WHAT TO DO: Filter the entries, keeping every line with the string "admin".

(Saved entries)
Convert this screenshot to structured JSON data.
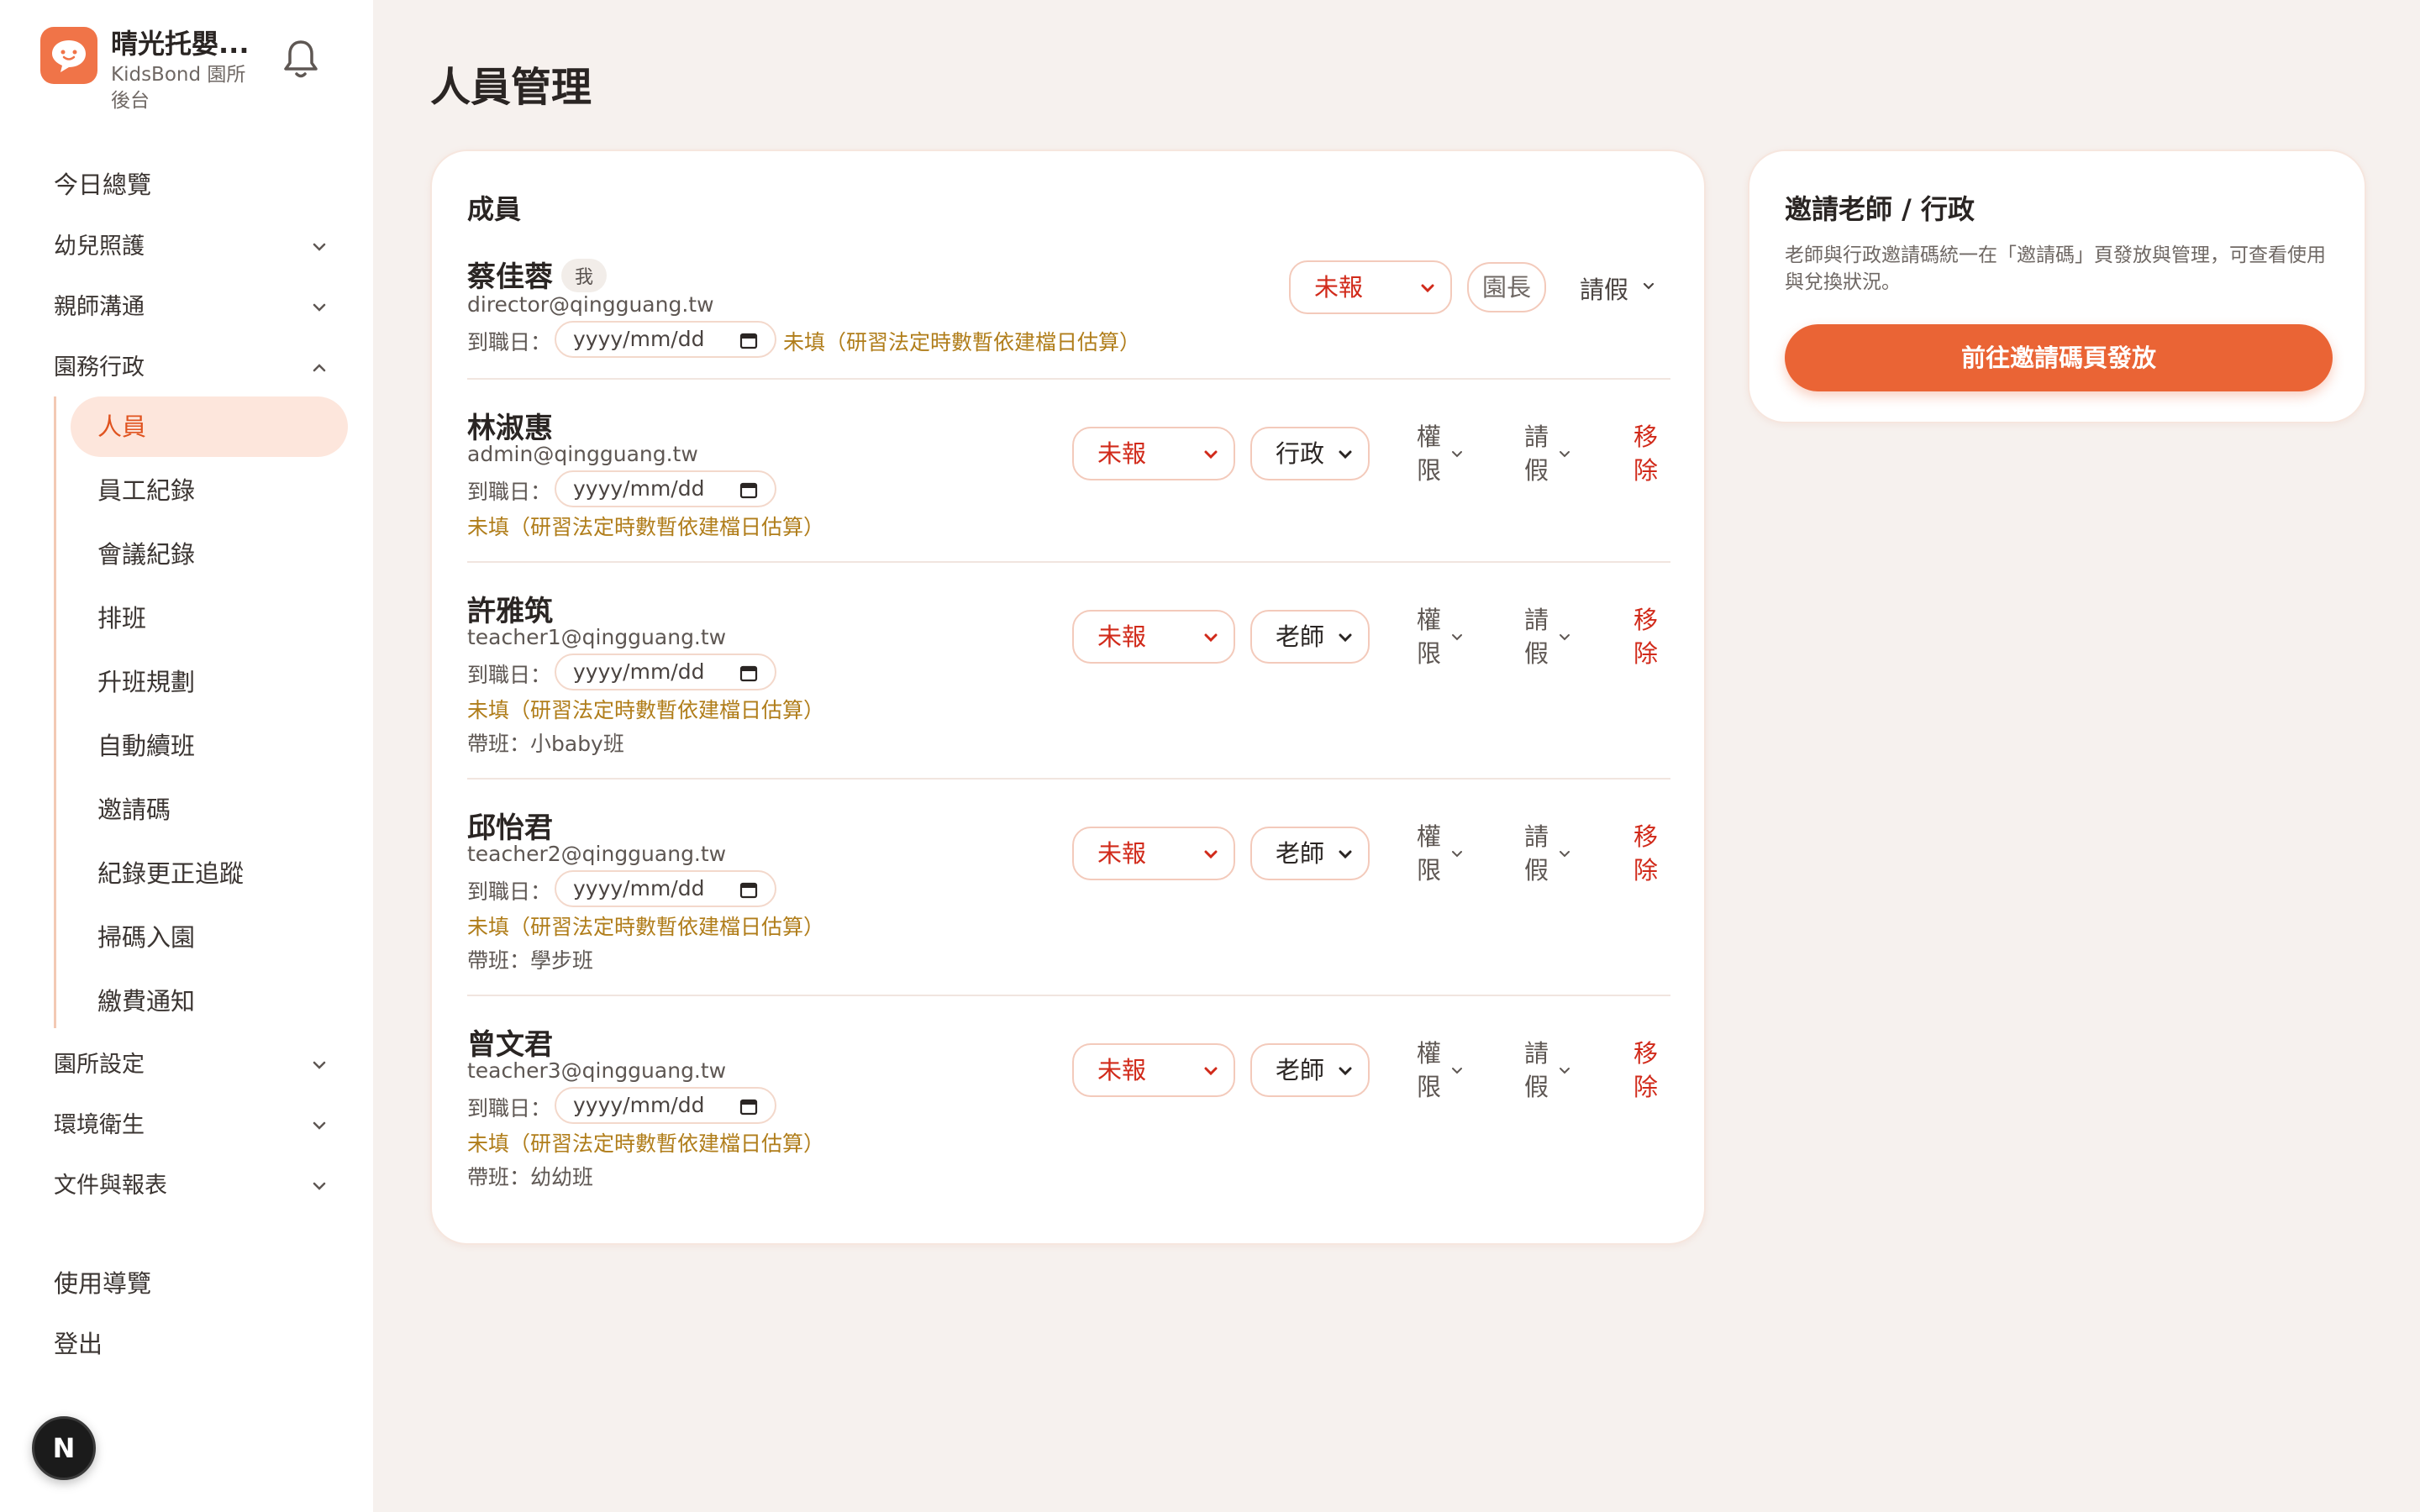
{
  "brand": {
    "title": "晴光托嬰...",
    "subtitle": "KidsBond 園所後台"
  },
  "nav": {
    "today": "今日總覽",
    "infant_care": "幼兒照護",
    "parent_teacher": "親師溝通",
    "admin": "園務行政",
    "sub_items": [
      "人員",
      "員工紀錄",
      "會議紀錄",
      "排班",
      "升班規劃",
      "自動續班",
      "邀請碼",
      "紀錄更正追蹤",
      "掃碼入園",
      "繳費通知"
    ],
    "settings": "園所設定",
    "hygiene": "環境衛生",
    "documents": "文件與報表",
    "guide": "使用導覽",
    "logout": "登出",
    "n_button": "N"
  },
  "page": {
    "title": "人員管理"
  },
  "members": {
    "title": "成員",
    "date_label": "到職日：",
    "date_placeholder": "yyyy/mm/dd",
    "note": "未填（研習法定時數暫依建檔日估算）",
    "status_value": "未報",
    "perm_label": "權限",
    "leave_label": "請假",
    "remove_label": "移除",
    "me_badge": "我",
    "director_role": "園長",
    "list": [
      {
        "name": "蔡佳蓉",
        "email": "director@qingguang.tw",
        "role": "園長",
        "class": ""
      },
      {
        "name": "林淑惠",
        "email": "admin@qingguang.tw",
        "role": "行政",
        "class": ""
      },
      {
        "name": "許雅筑",
        "email": "teacher1@qingguang.tw",
        "role": "老師",
        "class": "帶班：小baby班"
      },
      {
        "name": "邱怡君",
        "email": "teacher2@qingguang.tw",
        "role": "老師",
        "class": "帶班：學步班"
      },
      {
        "name": "曾文君",
        "email": "teacher3@qingguang.tw",
        "role": "老師",
        "class": "帶班：幼幼班"
      }
    ]
  },
  "invite": {
    "title": "邀請老師 / 行政",
    "desc": "老師與行政邀請碼統一在「邀請碼」頁發放與管理，可查看使用與兌換狀況。",
    "button": "前往邀請碼頁發放"
  },
  "colors": {
    "accent": "#ea6435",
    "status_red": "#d12a1a",
    "note_gold": "#b07d1a"
  }
}
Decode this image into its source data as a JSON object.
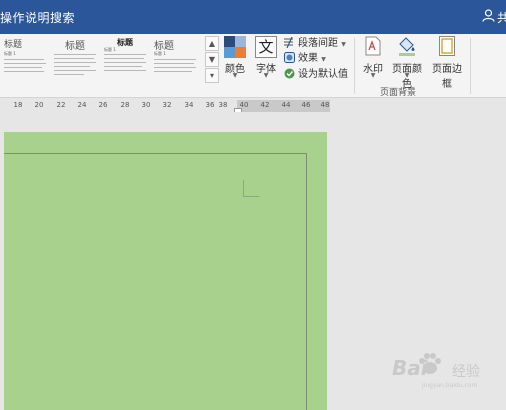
{
  "titlebar": {
    "search_text": "操作说明搜索",
    "user_text": "共"
  },
  "styles_gallery": {
    "items": [
      {
        "title": "标题",
        "heading": "标题 1"
      },
      {
        "title": "标题",
        "heading": ""
      },
      {
        "title": "标题",
        "heading": "标题 1"
      },
      {
        "title": "标题",
        "heading": "标题 1"
      }
    ]
  },
  "ribbon": {
    "colors_label": "颜色",
    "fonts_label": "字体",
    "fonts_glyph": "文",
    "paragraph_spacing": "段落间距",
    "effects": "效果",
    "set_default": "设为默认值",
    "watermark": "水印",
    "page_color": "页面颜色",
    "page_borders": "页面边框",
    "group_page_background": "页面背景"
  },
  "ruler": {
    "ticks": [
      "18",
      "20",
      "22",
      "24",
      "26",
      "28",
      "30",
      "32",
      "34",
      "36",
      "38",
      "40",
      "42",
      "44",
      "46",
      "48"
    ]
  },
  "watermark": {
    "brand": "Bai",
    "jingyan": "经验",
    "url": "jingyan.baidu.com"
  },
  "colors": {
    "title_bar": "#2b579a",
    "page_background": "#a9d18e"
  }
}
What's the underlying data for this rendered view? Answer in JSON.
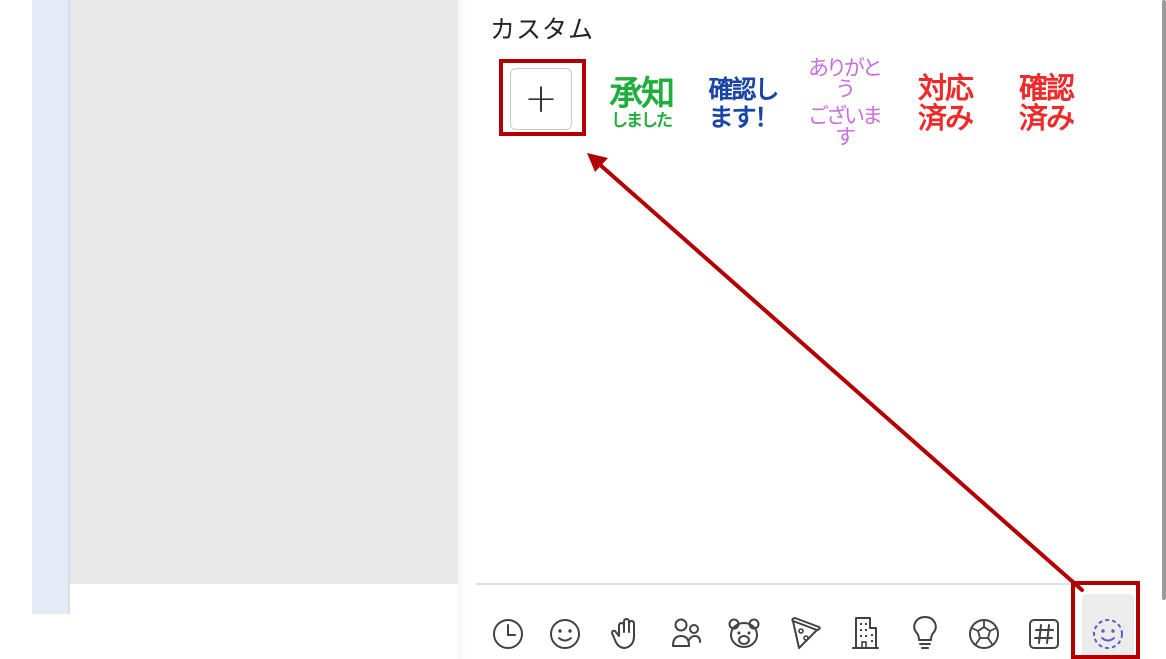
{
  "section": {
    "title": "カスタム"
  },
  "add_button": {
    "label": "+"
  },
  "stickers": [
    {
      "line1": "承知",
      "line2": "しました",
      "color": "#1fae3c"
    },
    {
      "line1": "確認し",
      "line2": "ます！",
      "color": "#1a45a8"
    },
    {
      "line1": "ありがとう",
      "line2": "ございます",
      "color": "#c96fdc"
    },
    {
      "line1": "対応",
      "line2": "済み",
      "color": "#ee2b2b"
    },
    {
      "line1": "確認",
      "line2": "済み",
      "color": "#ee2b2b"
    }
  ],
  "tabs": [
    {
      "icon": "clock-icon"
    },
    {
      "icon": "smiley-icon"
    },
    {
      "icon": "hand-icon"
    },
    {
      "icon": "people-icon"
    },
    {
      "icon": "bear-icon"
    },
    {
      "icon": "pizza-icon"
    },
    {
      "icon": "building-icon"
    },
    {
      "icon": "lightbulb-icon"
    },
    {
      "icon": "soccer-ball-icon"
    },
    {
      "icon": "hashtag-icon"
    },
    {
      "icon": "custom-emoji-icon",
      "selected": true
    }
  ],
  "colors": {
    "highlight": "#b20000",
    "accent": "#5b5fc7",
    "icon": "#424242"
  }
}
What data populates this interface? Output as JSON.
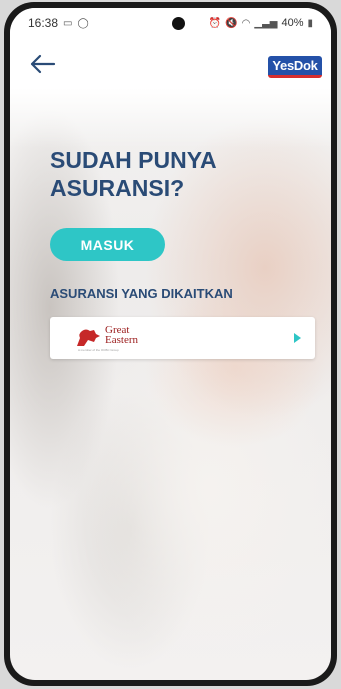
{
  "status": {
    "time": "16:38",
    "battery": "40%"
  },
  "appbar": {
    "logo": "YesDok"
  },
  "headline": {
    "line1": "SUDAH PUNYA",
    "line2": "ASURANSI?"
  },
  "buttons": {
    "login": "MASUK"
  },
  "section": {
    "title": "ASURANSI YANG DIKAITKAN"
  },
  "insurers": [
    {
      "name_line1": "Great",
      "name_line2": "Eastern",
      "tagline": "A member of the OCBC Group"
    }
  ],
  "colors": {
    "accent": "#2ec6c6",
    "heading": "#2a4b76",
    "brand": "#2451a8"
  }
}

RESULT OF THE EXERCISE:
    "admin": "園務行政",
        "email": "admin@qingguang.tw",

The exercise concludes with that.